While the Broadband Opportunity Act may pave the way for more options, local EMCs said everything they’re doing to provide high speed internet access to their customers is a result of Senate Bill 2, which was passed during the 2019 session of the Georgia General Assembly and allows EMCs to provide broadband services.
“Senate Bill 2 gave us mechanisms in which the EMCs could actually own the fiber, extend the fiber, either partner with an affiliate or create an affiliate. It gave us really five or six different business models in order to be part of the solution of getting reliable broadband to all of our members, customers in the area,” [Coastal Electric Cooperative CEO Chris] Fettes said.
“And then House Bill 244 does something else. House Bill 244 addresses some other opportunities that will help maybe incentivize those big cable companies that are attached to our poles to extend in some of those areas where maybe EMCs don’t have territory.”
In Augusta, internet access is also an educational issue, according to the Augusta Chronicle.
Augusta business leaders and school officials made an alarming discovery two years ago: Roughly one in 10 public school students in the city are without internet access.
At the time, few people took notice. But now that the COVID-19 pandemic has made broadband service a household necessity, bridging the digital divide has risen to the top of the priority list.
“I don’t want to say people didn’t care, but there wasn’t this sense of urgency. There was no crisis,” said Sue Parr, president of the Augusta Metro Chamber of Commerce, whose Business Education Advisory Council began working with the Richmond County School System in 2018 to identify student households without internet access.
Mapping the unconnected households reveals many are in low-income census tracts, said [James Riley, CEO of Forward Dataworks and head of the Business Education Advisory Council’s Digital Inclusion Task Force], suggesting cost may be the reason families aren’t purchasing a service that has become for most as much a necessity as running water or electricity.

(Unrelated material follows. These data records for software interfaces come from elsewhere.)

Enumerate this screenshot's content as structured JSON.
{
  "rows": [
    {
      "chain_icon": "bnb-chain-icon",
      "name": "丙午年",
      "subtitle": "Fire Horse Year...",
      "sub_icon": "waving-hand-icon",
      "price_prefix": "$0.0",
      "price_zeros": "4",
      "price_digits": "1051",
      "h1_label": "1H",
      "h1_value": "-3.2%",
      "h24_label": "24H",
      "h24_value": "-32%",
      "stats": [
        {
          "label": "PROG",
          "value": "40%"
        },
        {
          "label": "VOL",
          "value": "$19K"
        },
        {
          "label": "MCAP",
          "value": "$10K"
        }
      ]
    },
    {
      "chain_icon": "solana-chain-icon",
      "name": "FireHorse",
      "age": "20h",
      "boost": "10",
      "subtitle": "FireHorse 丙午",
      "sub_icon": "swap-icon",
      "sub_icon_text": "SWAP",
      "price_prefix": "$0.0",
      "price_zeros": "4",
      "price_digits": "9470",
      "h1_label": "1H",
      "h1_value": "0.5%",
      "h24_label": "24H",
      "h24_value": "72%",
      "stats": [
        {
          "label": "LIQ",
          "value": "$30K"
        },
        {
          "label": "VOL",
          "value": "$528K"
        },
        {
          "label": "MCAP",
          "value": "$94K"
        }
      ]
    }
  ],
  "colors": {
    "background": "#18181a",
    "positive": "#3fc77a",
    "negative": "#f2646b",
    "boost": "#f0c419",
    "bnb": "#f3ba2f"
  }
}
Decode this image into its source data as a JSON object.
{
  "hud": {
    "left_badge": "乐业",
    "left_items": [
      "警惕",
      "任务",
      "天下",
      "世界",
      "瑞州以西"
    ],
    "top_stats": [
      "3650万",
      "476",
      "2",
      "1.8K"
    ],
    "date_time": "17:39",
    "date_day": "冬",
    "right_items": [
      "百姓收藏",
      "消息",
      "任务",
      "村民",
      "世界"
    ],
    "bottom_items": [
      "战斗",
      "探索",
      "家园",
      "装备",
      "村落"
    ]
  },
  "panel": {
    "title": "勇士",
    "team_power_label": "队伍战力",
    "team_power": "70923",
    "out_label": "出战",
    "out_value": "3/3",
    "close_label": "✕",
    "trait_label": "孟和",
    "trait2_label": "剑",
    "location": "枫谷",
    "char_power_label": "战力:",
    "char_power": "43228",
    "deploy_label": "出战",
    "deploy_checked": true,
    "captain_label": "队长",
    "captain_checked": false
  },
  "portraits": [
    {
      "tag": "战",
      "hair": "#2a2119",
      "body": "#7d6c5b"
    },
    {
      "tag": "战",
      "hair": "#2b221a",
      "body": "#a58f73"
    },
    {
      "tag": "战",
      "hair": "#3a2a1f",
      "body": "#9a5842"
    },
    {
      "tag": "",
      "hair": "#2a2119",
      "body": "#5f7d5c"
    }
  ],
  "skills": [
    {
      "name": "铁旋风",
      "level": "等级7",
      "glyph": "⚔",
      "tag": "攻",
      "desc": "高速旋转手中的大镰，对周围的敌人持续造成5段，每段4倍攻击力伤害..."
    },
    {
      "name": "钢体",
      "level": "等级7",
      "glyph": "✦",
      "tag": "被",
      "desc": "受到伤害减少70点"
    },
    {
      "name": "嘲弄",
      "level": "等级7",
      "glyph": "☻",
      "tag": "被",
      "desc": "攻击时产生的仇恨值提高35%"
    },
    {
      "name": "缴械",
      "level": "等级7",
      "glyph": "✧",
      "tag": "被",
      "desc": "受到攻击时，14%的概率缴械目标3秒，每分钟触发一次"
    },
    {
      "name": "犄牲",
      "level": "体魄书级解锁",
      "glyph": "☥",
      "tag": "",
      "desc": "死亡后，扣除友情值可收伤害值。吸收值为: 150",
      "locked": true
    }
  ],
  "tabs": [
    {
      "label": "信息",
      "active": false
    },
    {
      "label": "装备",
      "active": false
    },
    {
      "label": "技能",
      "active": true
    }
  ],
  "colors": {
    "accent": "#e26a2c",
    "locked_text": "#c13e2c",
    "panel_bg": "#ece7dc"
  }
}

“There is talk in our society about the internet being a public utility; it has become necessary to public and civic life” said Riley, whose consulting firm specializing in data analytics for education. “To think there are kids growing up in 2020 with having access to the internet at home seemed frightening to us.”
[F]or many rural areas in the state, internet speeds don’t meet the requirements of the “new normal,” especially when it comes to online education. For teachers and students grappling with the challenges presented by virtual learning — which is heavily reliant on streaming video — high speed internet has grown from a luxury to a necessity.
And it’s a necessity that hundreds of thousands of Georgians can’t access.
A recent Georgia Department of Community Affairs study found that of the more than 507,000 homes and businesses lacking access to reliable broadband service, which the GDCA defines as speeds of 25 megabits per second, nearly 70% of these locations are in rural parts of Georgia.
“For the kids in our community, which is extremely rural, it’s very difficult to do online school,” Daniels said. “If you live out of the city limits, then you don’t have internet access.”